Linda Bird, a former mayor who attempted to reduce the benefits before she was voted out of office last year, said council members are part time, and the only requirement under their job description is to attend two council meetings a month.
“How many part-time employees get a full range of benefits?” she said in an interview Wednesday. “They don’t.”
Bird was on the council a year ago when the city slashed positions, instituted furloughs and required employees to pay more in premiums for spouses and dependents. Meanwhile, City Council members received a 3 percent cost-of-living allowance and about a 10 percent increase in their benefit.
A vote last year to increase newly elected council members’ base salary by about 7 percent was overturned two weeks later after a community outcry.
The need to cut their own costs in a tough budget environment is not lost on UP council members. Some have donated some cash back from their health care payouts. Members also have agreed in principle to eliminate their 3 percent cost-of-living allowance starting in 2012. (Under state law, they have to wait until after the next election.)
Mayor Debbie Klosowski and Councilwoman Caroline Belleci have proposed eliminating the benefits, and new council members Denise McCluskey and Eric Choiniere have proposed reducing them.
But another reality is driving the debate: At least four council members must enroll as a group to receive benefits offered through the Association of Washington Cities. Belleci is opting out starting next year.
That means all the council members would receive a cash payout starting next year, unless the city ordinance were to change.
During the budget meeting Monday, which went until nearly midnight, a majority of council members agreed to reduce their benefits.

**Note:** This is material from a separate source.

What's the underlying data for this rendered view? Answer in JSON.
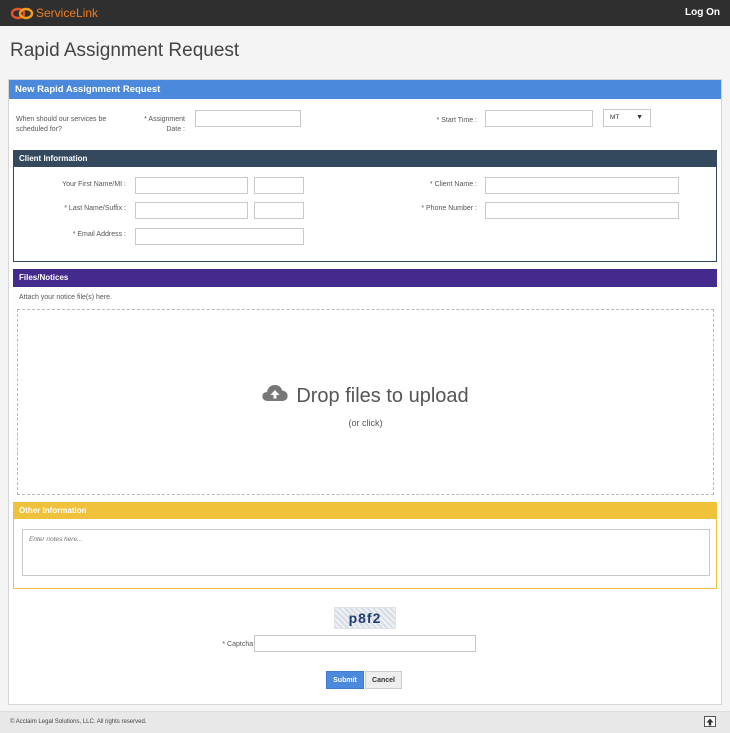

Under the current proposal, the city will deposit into a medical reimbursement account an amount equal to the monthly premium for coverage of an employee and spouse under a group plan, estimated at about $850 a month in 2011.
The council’s benefits are estimated to cost the city more than $107,000 this year. The changes are estimated to save $41,279 in 2011 and $47,698 in 2012.
Council members Ken Grassi, Javier Figueroa, McCluskey and Belleci are enrolled in the benefits program offered by AWC. Klosowski and council members Choiniere and Gerald Gehring take the cash.
Grassi, who served on the council when the benefits were enacted, said the amounts were increased to reflect higher premiums and that the cash payouts were instituted to ensure fairness between council members who received insurance and those who didn’t.
He defended continuing benefits coverage because the change represents a significant reduction and that being a council member is “far more than part time.” He said residents have echoed that sentiment to him.
“As much as we value our staff, I think council also has a value to citizens,” he said in an interview Thursday.
Belleci, who was appointed to the council in February, said Monday night that residents see council members as citizen volunteers, not full-time staff members. While she said council members shouldn’t have to help lead the city at a personal loss, they also shouldn’t be expected “to have citizens bail us out for our decisions.”
Christian Hill: 253-274-739 firstname.lastname@example.org
HOW MID-SIZE CITIES COMPARE IN COUNCIL PAY, BENEFITS
CityPopulationAnnual Medical (2010)
Maple Valley23,130$2,400Not available
Walla Walla31,770$4,800Not available
* This number includes salary plus benefits because UP City Council members can take their benefits as a cash payout. For other cities, this number includes only salary.
Sources: City of University Place, Association of Washington Cities salary survey